» **Available records**:
>>

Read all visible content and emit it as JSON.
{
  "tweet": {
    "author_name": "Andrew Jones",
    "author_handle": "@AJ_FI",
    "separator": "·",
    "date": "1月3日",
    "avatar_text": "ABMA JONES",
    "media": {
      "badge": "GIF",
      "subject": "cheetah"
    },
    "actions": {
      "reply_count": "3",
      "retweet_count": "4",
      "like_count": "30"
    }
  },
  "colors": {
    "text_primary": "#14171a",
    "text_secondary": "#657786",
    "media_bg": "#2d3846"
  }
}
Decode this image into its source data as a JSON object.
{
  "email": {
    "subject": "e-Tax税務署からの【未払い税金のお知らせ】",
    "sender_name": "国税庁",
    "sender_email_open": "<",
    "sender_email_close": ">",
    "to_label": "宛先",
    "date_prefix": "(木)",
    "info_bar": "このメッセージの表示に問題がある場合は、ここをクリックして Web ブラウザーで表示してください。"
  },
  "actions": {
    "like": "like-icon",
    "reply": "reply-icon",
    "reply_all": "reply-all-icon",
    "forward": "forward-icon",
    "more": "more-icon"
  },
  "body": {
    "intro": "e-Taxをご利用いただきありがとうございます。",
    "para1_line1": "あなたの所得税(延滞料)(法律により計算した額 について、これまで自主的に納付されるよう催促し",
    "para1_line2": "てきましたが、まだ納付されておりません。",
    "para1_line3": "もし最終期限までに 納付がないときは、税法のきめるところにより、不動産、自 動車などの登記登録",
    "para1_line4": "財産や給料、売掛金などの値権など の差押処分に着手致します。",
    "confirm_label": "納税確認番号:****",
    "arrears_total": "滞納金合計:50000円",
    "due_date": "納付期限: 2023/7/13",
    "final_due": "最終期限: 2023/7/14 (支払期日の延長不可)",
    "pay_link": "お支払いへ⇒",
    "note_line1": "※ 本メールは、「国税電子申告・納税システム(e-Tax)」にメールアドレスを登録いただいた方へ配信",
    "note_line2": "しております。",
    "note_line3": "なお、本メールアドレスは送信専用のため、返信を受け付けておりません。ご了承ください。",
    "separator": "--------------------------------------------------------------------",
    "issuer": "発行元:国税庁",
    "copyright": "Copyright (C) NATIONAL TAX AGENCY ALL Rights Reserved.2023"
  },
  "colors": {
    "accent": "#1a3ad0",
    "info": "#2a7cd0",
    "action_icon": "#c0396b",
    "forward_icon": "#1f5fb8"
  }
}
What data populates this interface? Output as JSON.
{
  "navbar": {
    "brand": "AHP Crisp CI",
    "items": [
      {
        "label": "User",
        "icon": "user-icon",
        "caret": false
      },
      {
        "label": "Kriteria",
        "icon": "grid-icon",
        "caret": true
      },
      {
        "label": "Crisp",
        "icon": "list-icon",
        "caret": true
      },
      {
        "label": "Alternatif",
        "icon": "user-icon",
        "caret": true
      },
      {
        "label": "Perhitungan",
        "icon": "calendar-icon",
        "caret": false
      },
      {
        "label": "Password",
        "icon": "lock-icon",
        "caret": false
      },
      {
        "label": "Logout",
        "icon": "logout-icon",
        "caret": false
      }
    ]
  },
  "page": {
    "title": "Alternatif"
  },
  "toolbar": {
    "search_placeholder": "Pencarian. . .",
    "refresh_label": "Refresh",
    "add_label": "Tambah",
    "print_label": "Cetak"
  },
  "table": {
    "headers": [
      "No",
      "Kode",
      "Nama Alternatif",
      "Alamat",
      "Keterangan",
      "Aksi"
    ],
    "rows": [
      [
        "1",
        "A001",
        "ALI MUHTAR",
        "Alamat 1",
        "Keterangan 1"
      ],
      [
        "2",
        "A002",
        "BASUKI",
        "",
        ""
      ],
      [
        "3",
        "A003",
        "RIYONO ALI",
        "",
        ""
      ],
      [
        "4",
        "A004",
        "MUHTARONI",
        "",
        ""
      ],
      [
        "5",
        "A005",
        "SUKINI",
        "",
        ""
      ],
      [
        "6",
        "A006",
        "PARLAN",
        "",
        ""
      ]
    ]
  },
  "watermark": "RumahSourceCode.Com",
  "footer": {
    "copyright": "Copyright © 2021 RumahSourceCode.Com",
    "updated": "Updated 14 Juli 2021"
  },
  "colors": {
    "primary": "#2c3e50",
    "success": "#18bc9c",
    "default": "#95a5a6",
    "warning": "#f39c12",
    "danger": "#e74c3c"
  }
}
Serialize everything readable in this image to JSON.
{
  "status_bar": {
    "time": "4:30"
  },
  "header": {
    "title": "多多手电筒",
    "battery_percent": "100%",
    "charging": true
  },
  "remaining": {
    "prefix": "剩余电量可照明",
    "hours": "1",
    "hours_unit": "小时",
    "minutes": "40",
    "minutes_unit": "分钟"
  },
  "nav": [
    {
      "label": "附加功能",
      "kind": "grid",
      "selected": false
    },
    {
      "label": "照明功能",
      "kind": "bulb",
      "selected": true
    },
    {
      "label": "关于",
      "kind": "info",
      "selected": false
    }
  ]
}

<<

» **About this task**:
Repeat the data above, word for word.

» **Problem solution**:
Read all visible content and emit it as JSON.
{
  "tweet": {
    "author_name": "Andrew Jones",
    "author_handle": "@AJ_FI",
    "separator": "·",
    "date": "1月3日",
    "avatar_text": "ABMA JONES",
    "media": {
      "badge": "GIF",
      "subject": "cheetah"
    },
    "actions": {
      "reply_count": "3",
      "retweet_count": "4",
      "like_count": "30"
    }
  },
  "colors": {
    "text_primary": "#14171a",
    "text_secondary": "#657786",
    "media_bg": "#2d3846"
  }
}
Decode this image into its source data as a JSON object.
{
  "email": {
    "subject": "e-Tax税務署からの【未払い税金のお知らせ】",
    "sender_name": "国税庁",
    "sender_email_open": "<",
    "sender_email_close": ">",
    "to_label": "宛先",
    "date_prefix": "(木)",
    "info_bar": "このメッセージの表示に問題がある場合は、ここをクリックして Web ブラウザーで表示してください。"
  },
  "actions": {
    "like": "like-icon",
    "reply": "reply-icon",
    "reply_all": "reply-all-icon",
    "forward": "forward-icon",
    "more": "more-icon"
  },
  "body": {
    "intro": "e-Taxをご利用いただきありがとうございます。",
    "para1_line1": "あなたの所得税(延滞料)(法律により計算した額 について、これまで自主的に納付されるよう催促し",
    "para1_line2": "てきましたが、まだ納付されておりません。",
    "para1_line3": "もし最終期限までに 納付がないときは、税法のきめるところにより、不動産、自 動車などの登記登録",
    "para1_line4": "財産や給料、売掛金などの値権など の差押処分に着手致します。",
    "confirm_label": "納税確認番号:****",
    "arrears_total": "滞納金合計:50000円",
    "due_date": "納付期限: 2023/7/13",
    "final_due": "最終期限: 2023/7/14 (支払期日の延長不可)",
    "pay_link": "お支払いへ⇒",
    "note_line1": "※ 本メールは、「国税電子申告・納税システム(e-Tax)」にメールアドレスを登録いただいた方へ配信",
    "note_line2": "しております。",
    "note_line3": "なお、本メールアドレスは送信専用のため、返信を受け付けておりません。ご了承ください。",
    "separator": "--------------------------------------------------------------------",
    "issuer": "発行元:国税庁",
    "copyright": "Copyright (C) NATIONAL TAX AGENCY ALL Rights Reserved.2023"
  },
  "colors": {
    "accent": "#1a3ad0",
    "info": "#2a7cd0",
    "action_icon": "#c0396b",
    "forward_icon": "#1f5fb8"
  }
}
What data populates this interface? Output as JSON.
{
  "navbar": {
    "brand": "AHP Crisp CI",
    "items": [
      {
        "label": "User",
        "icon": "user-icon",
        "caret": false
      },
      {
        "label": "Kriteria",
        "icon": "grid-icon",
        "caret": true
      },
      {
        "label": "Crisp",
        "icon": "list-icon",
        "caret": true
      },
      {
        "label": "Alternatif",
        "icon": "user-icon",
        "caret": true
      },
      {
        "label": "Perhitungan",
        "icon": "calendar-icon",
        "caret": false
      },
      {
        "label": "Password",
        "icon": "lock-icon",
        "caret": false
      },
      {
        "label": "Logout",
        "icon": "logout-icon",
        "caret": false
      }
    ]
  },
  "page": {
    "title": "Alternatif"
  },
  "toolbar": {
    "search_placeholder": "Pencarian. . .",
    "refresh_label": "Refresh",
    "add_label": "Tambah",
    "print_label": "Cetak"
  },
  "table": {
    "headers": [
      "No",
      "Kode",
      "Nama Alternatif",
      "Alamat",
      "Keterangan",
      "Aksi"
    ],
    "rows": [
      [
        "1",
        "A001",
        "ALI MUHTAR",
        "Alamat 1",
        "Keterangan 1"
      ],
      [
        "2",
        "A002",
        "BASUKI",
        "",
        ""
      ],
      [
        "3",
        "A003",
        "RIYONO ALI",
        "",
        ""
      ],
      [
        "4",
        "A004",
        "MUHTARONI",
        "",
        ""
      ],
      [
        "5",
        "A005",
        "SUKINI",
        "",
        ""
      ],
      [
        "6",
        "A006",
        "PARLAN",
        "",
        ""
      ]
    ]
  },
  "watermark": "RumahSourceCode.Com",
  "footer": {
    "copyright": "Copyright © 2021 RumahSourceCode.Com",
    "updated": "Updated 14 Juli 2021"
  },
  "colors": {
    "primary": "#2c3e50",
    "success": "#18bc9c",
    "default": "#95a5a6",
    "warning": "#f39c12",
    "danger": "#e74c3c"
  }
}
Serialize everything readable in this image to JSON.
{
  "status_bar": {
    "time": "4:30"
  },
  "header": {
    "title": "多多手电筒",
    "battery_percent": "100%",
    "charging": true
  },
  "remaining": {
    "prefix": "剩余电量可照明",
    "hours": "1",
    "hours_unit": "小时",
    "minutes": "40",
    "minutes_unit": "分钟"
  },
  "nav": [
    {
      "label": "附加功能",
      "kind": "grid",
      "selected": false
    },
    {
      "label": "照明功能",
      "kind": "bulb",
      "selected": true
    },
    {
      "label": "关于",
      "kind": "info",
      "selected": false
    }
  ]
}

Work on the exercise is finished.